Square Zero

How to blog regularly

Copy Link
A procrastinator's advice

An unlikely place for advice

Ironically, I may be the best person to give you advice on this. I've been there, and I've done it all. I have slouched and dilly-dallied, I've drafted and deleted, I've written and stashed. I can show you all the ways you can mess up a perfect flow. I know all the cracks in your plans, and the fallacies in your presumptions. Paradise is a distant dream.

Mind-body-mind: the vicious cycle

Lethargy induces mental coma; torpor leads to a writers block/creative rut. This in turn engenders lazy behaviour, and the cycle is as vicious and pernicious to the mind as it is to the body. You've gotta stay fit physically to stay in mental shape, and vice versa is equally important. Slacking off regularly and getting complacent shrouds your vision of the grand plan, and the body follows suit. This is a two way street. You gotta command over both manifestations of your soul. I can't count enough instances of taking a walk after a long break, and new energy rushing over me. It's pure magic. Being in motion really does get your brain going. Get up and move your ass.

New experiences trigger new ideas
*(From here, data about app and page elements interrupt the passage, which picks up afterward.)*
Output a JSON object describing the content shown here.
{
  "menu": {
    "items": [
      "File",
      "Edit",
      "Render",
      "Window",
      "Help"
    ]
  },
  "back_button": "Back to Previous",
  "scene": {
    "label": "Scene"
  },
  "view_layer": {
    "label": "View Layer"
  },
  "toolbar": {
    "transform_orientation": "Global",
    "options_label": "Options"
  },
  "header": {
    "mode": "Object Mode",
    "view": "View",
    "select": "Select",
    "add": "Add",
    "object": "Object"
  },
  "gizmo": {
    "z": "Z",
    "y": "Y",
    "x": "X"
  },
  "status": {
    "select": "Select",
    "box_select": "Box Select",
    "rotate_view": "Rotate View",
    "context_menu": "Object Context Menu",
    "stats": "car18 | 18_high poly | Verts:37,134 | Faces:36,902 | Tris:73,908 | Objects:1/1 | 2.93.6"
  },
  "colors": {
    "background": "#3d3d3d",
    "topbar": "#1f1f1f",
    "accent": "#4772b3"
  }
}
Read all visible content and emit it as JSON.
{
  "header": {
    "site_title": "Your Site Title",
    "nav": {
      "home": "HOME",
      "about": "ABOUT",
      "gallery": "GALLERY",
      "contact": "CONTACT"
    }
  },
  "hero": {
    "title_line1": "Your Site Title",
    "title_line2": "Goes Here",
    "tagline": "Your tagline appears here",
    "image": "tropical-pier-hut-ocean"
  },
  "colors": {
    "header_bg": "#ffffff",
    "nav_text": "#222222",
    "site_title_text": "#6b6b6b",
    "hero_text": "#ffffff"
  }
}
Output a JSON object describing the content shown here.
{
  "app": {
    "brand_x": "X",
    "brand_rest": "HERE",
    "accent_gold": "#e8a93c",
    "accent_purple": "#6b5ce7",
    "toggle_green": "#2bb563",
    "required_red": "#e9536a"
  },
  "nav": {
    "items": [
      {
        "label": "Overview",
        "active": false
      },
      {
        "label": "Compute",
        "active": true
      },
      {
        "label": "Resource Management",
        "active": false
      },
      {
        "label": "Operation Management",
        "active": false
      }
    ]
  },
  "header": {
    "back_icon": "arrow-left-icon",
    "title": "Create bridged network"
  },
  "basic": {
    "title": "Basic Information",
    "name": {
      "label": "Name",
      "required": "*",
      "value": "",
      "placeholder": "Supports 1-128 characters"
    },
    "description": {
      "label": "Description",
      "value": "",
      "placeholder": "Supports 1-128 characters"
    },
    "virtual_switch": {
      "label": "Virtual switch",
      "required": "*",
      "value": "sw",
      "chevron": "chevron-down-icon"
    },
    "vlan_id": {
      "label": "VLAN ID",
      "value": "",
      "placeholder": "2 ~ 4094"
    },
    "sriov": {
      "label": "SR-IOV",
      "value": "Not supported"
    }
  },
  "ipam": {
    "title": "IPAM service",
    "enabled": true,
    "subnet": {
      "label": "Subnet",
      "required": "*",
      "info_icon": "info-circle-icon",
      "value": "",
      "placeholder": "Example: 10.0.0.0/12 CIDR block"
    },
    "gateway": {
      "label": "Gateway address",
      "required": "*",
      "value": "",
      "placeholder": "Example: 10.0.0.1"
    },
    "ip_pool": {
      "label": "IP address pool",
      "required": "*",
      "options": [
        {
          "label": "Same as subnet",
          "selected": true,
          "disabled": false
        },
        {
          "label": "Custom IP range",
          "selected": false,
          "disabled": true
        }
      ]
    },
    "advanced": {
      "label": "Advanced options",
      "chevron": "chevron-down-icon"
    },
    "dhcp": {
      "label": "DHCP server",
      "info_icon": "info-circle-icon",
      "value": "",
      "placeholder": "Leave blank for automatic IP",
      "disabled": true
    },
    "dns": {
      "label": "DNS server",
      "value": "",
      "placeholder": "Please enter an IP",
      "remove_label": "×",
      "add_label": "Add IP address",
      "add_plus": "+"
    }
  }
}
New experiences might not necessarily give you more content to work with, but they will at least change your perspective and make you think differently. Again, there's a certain energy that...energizes you with every new experience. Knowledge and perspective are inseparable, I recently observed. You're not just data collecting every moment you live. We're not data storage units. We're perspective storage units. Every second we perceive, our mind trains itself with this new dataset, and the new memories are accompanied with updated patterns for logic, problem solving, threat identification, feelings, and questions. You can't just acquire knowledge and stash it in your brain. You get the perspective too. So, more knowledge->better perspective, since more is indubitably better to make the correct decision in the future. What I mean is, you might assume that you have the hottest take on a subject, but five years later you look back on it and...with your wisdom you see how naive and parochial your older self was. Get out, do new things, read more, consume good content, and experiences. They will shape you.

Keep Post-it notes!

What's worse than forgetting to complete a task? Forgetting about the task entirely. The key is to be cognizant of all tasks that you've left unfinished. It's great to have a visual reminder always in front of you, so you don't lose track of them in the long term. I personally struggle with being easily distracted and being myopic. So far, post-it notes have aided greatly in keeping me on track.

It's okay to not finish a blog in one go

Blogging is not a fever trip. You don't have to pour all your emotion and effort into a single run and push the product out. You're not doing this for money; so there's no need to rush. You've got to restrain the urge to finish prematurely and mark the activity as done. The only lasting takeaway you will then have on retrospection is the regret that you rushed it. It's not worth it. It is way better to be late than be crude. The other plus of taking it slow is, now you're able to draft multiple pieces and pick one up based on how you're feeling that day.

This is not just about blogging

One common theme throughout the piece has been how all of this can be applied not just to blogging, but lifestyle in general. Being able to plan, track and complete multiple large tasks is the stuff of legends. Applying that to blogging should be a great way to let discipline seep into other stuff you do.

At the end of the day, blogging should be a way to express what's on your mind, and not merely rhetoric or rhymes.

Cover image